▸ **Your objective**: Within the listing that follows, how many lines contain the word "this"? Only the number is wanted.

==== Source information ====

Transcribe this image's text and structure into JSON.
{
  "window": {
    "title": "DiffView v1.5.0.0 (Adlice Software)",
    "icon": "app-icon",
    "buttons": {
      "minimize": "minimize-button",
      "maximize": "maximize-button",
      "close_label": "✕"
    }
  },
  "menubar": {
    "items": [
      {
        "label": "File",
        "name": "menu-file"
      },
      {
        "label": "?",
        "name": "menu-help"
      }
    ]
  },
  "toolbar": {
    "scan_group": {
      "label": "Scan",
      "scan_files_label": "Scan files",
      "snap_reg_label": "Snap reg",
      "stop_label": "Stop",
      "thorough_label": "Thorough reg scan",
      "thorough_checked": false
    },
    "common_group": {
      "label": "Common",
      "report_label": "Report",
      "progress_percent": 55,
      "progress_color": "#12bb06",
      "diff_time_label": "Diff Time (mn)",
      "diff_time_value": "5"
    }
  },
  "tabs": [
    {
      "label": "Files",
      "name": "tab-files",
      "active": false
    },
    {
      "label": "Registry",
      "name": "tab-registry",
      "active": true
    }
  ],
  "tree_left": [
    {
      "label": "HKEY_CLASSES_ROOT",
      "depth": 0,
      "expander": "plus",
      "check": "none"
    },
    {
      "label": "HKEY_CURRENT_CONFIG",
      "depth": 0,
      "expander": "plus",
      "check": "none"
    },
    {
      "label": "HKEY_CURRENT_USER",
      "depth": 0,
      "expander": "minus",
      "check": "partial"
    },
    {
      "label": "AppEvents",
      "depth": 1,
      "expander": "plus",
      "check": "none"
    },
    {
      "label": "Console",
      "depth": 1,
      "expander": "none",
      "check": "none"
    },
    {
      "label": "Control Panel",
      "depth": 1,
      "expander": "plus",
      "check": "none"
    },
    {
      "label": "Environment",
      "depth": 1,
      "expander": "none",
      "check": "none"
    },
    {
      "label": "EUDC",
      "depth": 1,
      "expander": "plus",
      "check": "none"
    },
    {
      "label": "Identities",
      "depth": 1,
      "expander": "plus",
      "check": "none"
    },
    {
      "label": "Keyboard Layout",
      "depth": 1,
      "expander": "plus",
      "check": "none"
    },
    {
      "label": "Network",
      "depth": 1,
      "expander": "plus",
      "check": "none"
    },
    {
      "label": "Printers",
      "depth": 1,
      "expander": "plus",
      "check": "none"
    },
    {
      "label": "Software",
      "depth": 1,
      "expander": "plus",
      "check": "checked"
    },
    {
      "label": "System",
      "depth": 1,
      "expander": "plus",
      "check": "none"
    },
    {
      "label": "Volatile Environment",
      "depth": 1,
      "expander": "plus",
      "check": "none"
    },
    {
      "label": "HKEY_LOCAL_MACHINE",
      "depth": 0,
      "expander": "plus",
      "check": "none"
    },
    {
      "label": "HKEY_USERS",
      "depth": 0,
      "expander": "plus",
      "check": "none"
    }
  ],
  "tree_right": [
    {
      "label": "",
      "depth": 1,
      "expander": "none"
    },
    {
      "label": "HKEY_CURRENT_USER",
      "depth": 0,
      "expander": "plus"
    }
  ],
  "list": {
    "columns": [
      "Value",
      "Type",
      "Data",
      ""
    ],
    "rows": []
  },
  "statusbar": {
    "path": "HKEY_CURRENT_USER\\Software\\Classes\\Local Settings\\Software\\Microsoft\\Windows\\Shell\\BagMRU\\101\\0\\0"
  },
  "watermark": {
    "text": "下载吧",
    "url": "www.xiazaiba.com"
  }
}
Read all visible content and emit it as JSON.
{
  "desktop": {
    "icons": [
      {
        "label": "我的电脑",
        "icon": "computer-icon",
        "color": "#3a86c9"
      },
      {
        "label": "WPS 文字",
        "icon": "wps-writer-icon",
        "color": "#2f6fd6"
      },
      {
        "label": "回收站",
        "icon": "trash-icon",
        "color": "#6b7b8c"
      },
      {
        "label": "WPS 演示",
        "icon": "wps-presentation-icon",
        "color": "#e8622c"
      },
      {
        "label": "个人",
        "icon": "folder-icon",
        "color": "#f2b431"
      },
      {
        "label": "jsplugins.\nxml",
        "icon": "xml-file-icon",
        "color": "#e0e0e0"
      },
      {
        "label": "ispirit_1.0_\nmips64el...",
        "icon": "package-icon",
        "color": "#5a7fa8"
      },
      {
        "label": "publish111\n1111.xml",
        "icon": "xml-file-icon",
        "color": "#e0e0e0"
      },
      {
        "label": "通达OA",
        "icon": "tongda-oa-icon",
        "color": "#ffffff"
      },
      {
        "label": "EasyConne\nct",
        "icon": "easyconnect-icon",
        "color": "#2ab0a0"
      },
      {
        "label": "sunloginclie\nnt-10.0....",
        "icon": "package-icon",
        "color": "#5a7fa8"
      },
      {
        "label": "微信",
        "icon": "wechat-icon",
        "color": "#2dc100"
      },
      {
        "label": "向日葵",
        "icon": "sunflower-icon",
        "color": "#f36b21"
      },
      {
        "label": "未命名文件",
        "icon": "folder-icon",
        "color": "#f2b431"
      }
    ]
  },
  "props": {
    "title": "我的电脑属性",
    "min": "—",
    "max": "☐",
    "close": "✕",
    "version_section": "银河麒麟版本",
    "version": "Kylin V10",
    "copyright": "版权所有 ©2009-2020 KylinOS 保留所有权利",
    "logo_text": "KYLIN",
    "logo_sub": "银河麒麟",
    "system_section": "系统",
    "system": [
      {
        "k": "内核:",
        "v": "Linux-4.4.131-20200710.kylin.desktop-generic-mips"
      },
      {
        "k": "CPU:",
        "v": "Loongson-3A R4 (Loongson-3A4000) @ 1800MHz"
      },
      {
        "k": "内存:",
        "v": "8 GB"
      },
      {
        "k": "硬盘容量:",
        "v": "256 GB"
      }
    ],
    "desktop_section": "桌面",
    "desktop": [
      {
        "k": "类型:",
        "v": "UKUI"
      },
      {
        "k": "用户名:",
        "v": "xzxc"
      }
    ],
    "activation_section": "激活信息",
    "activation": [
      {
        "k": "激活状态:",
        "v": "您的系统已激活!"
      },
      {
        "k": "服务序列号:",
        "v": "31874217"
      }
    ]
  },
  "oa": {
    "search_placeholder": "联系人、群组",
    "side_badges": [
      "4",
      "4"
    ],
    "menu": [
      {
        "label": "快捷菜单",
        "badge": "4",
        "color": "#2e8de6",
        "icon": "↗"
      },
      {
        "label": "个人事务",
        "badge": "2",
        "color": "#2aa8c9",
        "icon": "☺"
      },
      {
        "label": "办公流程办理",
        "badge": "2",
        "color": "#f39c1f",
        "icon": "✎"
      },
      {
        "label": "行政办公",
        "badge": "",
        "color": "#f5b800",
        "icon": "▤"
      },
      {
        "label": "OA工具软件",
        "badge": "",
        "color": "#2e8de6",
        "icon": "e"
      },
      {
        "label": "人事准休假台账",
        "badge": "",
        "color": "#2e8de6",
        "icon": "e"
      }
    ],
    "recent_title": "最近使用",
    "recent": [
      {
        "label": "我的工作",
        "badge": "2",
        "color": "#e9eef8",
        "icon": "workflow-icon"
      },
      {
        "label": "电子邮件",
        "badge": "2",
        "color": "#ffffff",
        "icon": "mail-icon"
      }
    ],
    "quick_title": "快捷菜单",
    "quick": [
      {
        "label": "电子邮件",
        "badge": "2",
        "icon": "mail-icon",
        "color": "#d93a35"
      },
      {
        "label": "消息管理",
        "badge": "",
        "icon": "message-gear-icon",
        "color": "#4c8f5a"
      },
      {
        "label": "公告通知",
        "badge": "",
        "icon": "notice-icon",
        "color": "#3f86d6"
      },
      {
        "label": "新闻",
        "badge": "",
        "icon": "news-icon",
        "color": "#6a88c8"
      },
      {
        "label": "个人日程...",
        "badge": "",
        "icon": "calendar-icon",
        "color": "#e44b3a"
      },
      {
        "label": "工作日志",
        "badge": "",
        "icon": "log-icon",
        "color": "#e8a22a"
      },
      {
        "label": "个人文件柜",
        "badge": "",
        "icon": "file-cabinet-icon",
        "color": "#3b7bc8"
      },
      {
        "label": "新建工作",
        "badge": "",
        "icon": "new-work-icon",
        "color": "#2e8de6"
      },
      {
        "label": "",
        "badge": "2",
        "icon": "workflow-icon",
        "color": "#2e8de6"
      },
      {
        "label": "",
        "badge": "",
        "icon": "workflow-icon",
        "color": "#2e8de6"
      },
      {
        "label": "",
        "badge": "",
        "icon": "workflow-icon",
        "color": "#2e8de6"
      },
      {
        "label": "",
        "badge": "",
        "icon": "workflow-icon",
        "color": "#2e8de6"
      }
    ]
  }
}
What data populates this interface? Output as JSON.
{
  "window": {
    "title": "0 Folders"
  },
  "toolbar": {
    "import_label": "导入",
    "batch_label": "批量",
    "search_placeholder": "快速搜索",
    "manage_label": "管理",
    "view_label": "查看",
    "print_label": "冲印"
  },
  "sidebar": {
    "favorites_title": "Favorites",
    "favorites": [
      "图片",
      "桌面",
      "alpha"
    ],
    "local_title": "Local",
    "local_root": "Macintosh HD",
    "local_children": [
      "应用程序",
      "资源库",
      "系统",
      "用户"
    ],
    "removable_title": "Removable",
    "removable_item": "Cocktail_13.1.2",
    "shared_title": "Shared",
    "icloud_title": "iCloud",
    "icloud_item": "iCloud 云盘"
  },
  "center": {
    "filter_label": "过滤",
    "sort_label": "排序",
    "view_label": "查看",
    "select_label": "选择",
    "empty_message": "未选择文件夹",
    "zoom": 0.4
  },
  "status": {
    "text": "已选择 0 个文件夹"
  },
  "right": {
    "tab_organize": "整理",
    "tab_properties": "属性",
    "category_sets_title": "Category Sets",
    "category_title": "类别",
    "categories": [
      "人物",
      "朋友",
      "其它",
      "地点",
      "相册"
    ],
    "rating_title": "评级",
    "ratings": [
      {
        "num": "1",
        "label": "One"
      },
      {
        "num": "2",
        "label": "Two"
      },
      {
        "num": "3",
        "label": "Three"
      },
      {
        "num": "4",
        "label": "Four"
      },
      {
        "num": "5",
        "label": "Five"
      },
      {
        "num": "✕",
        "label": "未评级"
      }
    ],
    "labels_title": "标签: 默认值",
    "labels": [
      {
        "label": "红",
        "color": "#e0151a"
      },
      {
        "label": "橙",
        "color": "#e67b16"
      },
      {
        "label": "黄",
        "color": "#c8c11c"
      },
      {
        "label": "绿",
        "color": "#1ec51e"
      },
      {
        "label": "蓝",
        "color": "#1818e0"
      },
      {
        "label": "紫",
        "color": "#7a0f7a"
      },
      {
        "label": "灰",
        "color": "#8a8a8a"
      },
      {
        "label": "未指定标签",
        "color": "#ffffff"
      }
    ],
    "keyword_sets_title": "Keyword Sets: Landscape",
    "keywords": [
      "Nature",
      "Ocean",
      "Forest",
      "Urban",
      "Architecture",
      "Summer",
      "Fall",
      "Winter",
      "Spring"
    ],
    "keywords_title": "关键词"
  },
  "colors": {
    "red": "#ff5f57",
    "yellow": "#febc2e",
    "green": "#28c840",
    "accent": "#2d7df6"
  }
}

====

▸ **Result of the task**: 2